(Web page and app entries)
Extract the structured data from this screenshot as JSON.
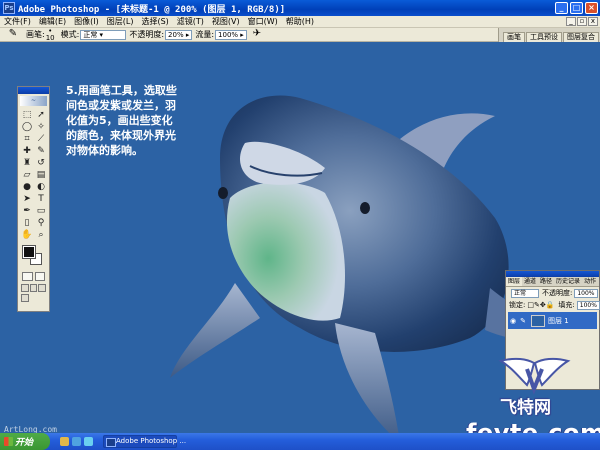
{
  "window": {
    "title": "Adobe Photoshop - [未标题-1 @ 200% (图层 1, RGB/8)]"
  },
  "menu": {
    "items": [
      "文件(F)",
      "编辑(E)",
      "图像(I)",
      "图层(L)",
      "选择(S)",
      "滤镜(T)",
      "视图(V)",
      "窗口(W)",
      "帮助(H)"
    ]
  },
  "options": {
    "brush_label": "画笔:",
    "brush_size": "10",
    "mode_label": "模式:",
    "mode_value": "正常",
    "opacity_label": "不透明度:",
    "opacity_value": "20%",
    "flow_label": "流量:",
    "flow_value": "100%",
    "well_tabs": [
      "画笔",
      "工具预设",
      "图层复合"
    ]
  },
  "instruction": {
    "lines": [
      "5.用画笔工具，选取些",
      "间色或发紫或发兰，羽",
      "化值为5，画出些变化",
      "的颜色，来体现外界光",
      "对物体的影响。"
    ]
  },
  "layers_panel": {
    "tabs": [
      "图层",
      "通道",
      "路径",
      "历史记录",
      "动作"
    ],
    "blend_mode": "正常",
    "opacity_label": "不透明度:",
    "opacity_value": "100%",
    "lock_label": "锁定:",
    "fill_label": "填充:",
    "fill_value": "100%",
    "layer_name": "图层 1"
  },
  "watermark": {
    "cn": "飞特网",
    "en": "fevte.com",
    "tray": "ArtLong.com"
  },
  "taskbar": {
    "start": "开始",
    "task": "Adobe Photoshop ..."
  },
  "colors": {
    "canvas_bg": "#2c62a4",
    "foreground": "#111111",
    "background": "#ffffff"
  }
}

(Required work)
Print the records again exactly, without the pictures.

(Answer space)
Extract the structured data from this screenshot as JSON.
{
  "window": {
    "title": "Adobe Photoshop - [未标题-1 @ 200% (图层 1, RGB/8)]"
  },
  "menu": {
    "items": [
      "文件(F)",
      "编辑(E)",
      "图像(I)",
      "图层(L)",
      "选择(S)",
      "滤镜(T)",
      "视图(V)",
      "窗口(W)",
      "帮助(H)"
    ]
  },
  "options": {
    "brush_label": "画笔:",
    "brush_size": "10",
    "mode_label": "模式:",
    "mode_value": "正常",
    "opacity_label": "不透明度:",
    "opacity_value": "20%",
    "flow_label": "流量:",
    "flow_value": "100%",
    "well_tabs": [
      "画笔",
      "工具预设",
      "图层复合"
    ]
  },
  "instruction": {
    "lines": [
      "5.用画笔工具，选取些",
      "间色或发紫或发兰，羽",
      "化值为5，画出些变化",
      "的颜色，来体现外界光",
      "对物体的影响。"
    ]
  },
  "layers_panel": {
    "tabs": [
      "图层",
      "通道",
      "路径",
      "历史记录",
      "动作"
    ],
    "blend_mode": "正常",
    "opacity_label": "不透明度:",
    "opacity_value": "100%",
    "lock_label": "锁定:",
    "fill_label": "填充:",
    "fill_value": "100%",
    "layer_name": "图层 1"
  },
  "watermark": {
    "cn": "飞特网",
    "en": "fevte.com",
    "tray": "ArtLong.com"
  },
  "taskbar": {
    "start": "开始",
    "task": "Adobe Photoshop ..."
  },
  "colors": {
    "canvas_bg": "#2c62a4",
    "foreground": "#111111",
    "background": "#ffffff"
  }
}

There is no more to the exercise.